Last week, the journal Science published a paper that considers the age-old question: If our actions are the preordained result of a deterministic universe, should we hold those who commit crimes morally responsible for their actions? The answer given by the nascent discipline of “experimental philosophy” is ambivalent: when respondents were asked to consider the problem in the abstract, most said “no,” they should not be morally responsible; but when given concrete examples of heinous crimes, the answer became “yes,” with most saying they are still responsible. Experimental philosophers grapple with the apparent inconsistency, trying to understand the psychological reasons for the different responses.
I cannot help but think of Nobel-prize winner Richard Feynman, who openly scorned philosophy as a discipline and who broke step with many who latched onto the Heisenberg uncertainty principle as a way to explain unpredictability in the universe.
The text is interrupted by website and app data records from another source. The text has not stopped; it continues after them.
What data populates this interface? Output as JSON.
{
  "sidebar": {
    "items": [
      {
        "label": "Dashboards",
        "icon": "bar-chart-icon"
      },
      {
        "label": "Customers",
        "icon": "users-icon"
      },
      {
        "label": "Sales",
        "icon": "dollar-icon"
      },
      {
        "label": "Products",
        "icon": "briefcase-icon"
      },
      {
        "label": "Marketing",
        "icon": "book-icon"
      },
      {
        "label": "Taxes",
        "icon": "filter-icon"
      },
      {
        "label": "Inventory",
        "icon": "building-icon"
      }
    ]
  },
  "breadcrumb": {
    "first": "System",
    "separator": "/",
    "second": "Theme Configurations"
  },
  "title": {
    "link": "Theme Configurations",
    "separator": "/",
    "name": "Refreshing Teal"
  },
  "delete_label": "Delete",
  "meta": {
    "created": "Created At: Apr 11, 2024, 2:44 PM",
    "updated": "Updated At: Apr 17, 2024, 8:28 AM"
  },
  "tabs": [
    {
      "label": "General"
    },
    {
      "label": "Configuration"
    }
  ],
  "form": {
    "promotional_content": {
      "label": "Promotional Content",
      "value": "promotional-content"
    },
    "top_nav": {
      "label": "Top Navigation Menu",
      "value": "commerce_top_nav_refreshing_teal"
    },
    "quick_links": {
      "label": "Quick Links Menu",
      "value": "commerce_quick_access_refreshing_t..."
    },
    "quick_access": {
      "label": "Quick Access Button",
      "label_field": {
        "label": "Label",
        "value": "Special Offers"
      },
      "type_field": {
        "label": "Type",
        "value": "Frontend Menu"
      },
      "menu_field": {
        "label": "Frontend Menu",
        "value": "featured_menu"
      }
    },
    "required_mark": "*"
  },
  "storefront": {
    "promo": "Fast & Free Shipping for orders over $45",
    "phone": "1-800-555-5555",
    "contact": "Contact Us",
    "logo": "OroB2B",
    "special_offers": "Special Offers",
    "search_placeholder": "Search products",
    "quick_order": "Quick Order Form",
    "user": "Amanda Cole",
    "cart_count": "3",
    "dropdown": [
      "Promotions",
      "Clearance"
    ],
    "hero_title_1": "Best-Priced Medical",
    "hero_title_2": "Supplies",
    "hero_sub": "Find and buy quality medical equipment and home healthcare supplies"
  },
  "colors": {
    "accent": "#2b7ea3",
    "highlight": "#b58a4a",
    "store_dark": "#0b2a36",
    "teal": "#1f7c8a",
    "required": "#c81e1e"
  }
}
Feynman intuitively understood the nature of chaos before it was mathematically developed: even in a completely deterministic world, we cannot predict everything accurately. So is it really much of a surprise that we, as products of the universe, innately sense that moral culpability for crimes should exist even if we are told such crimes were inevitable?
A copy of the paper can be found here (subscription required).